Input records -
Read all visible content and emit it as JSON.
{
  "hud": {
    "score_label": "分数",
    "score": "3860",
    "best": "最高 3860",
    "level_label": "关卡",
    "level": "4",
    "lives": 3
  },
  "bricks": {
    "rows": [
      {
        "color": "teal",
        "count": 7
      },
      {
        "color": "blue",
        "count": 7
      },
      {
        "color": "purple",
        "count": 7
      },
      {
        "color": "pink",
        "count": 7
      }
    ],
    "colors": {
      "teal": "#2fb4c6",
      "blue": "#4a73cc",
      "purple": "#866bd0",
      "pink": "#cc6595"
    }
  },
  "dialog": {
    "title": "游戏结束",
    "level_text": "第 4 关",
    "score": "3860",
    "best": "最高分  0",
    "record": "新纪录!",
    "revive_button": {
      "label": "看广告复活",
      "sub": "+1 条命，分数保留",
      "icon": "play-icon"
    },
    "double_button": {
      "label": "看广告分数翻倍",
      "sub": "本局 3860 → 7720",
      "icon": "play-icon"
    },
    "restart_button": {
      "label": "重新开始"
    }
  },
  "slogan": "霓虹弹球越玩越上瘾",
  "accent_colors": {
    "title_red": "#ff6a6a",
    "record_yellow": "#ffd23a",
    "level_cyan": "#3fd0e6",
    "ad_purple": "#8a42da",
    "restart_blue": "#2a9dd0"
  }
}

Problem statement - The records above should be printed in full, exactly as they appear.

Reply to the exercise -
Read all visible content and emit it as JSON.
{
  "hud": {
    "score_label": "分数",
    "score": "3860",
    "best": "最高 3860",
    "level_label": "关卡",
    "level": "4",
    "lives": 3
  },
  "bricks": {
    "rows": [
      {
        "color": "teal",
        "count": 7
      },
      {
        "color": "blue",
        "count": 7
      },
      {
        "color": "purple",
        "count": 7
      },
      {
        "color": "pink",
        "count": 7
      }
    ],
    "colors": {
      "teal": "#2fb4c6",
      "blue": "#4a73cc",
      "purple": "#866bd0",
      "pink": "#cc6595"
    }
  },
  "dialog": {
    "title": "游戏结束",
    "level_text": "第 4 关",
    "score": "3860",
    "best": "最高分  0",
    "record": "新纪录!",
    "revive_button": {
      "label": "看广告复活",
      "sub": "+1 条命，分数保留",
      "icon": "play-icon"
    },
    "double_button": {
      "label": "看广告分数翻倍",
      "sub": "本局 3860 → 7720",
      "icon": "play-icon"
    },
    "restart_button": {
      "label": "重新开始"
    }
  },
  "slogan": "霓虹弹球越玩越上瘾",
  "accent_colors": {
    "title_red": "#ff6a6a",
    "record_yellow": "#ffd23a",
    "level_cyan": "#3fd0e6",
    "ad_purple": "#8a42da",
    "restart_blue": "#2a9dd0"
  }
}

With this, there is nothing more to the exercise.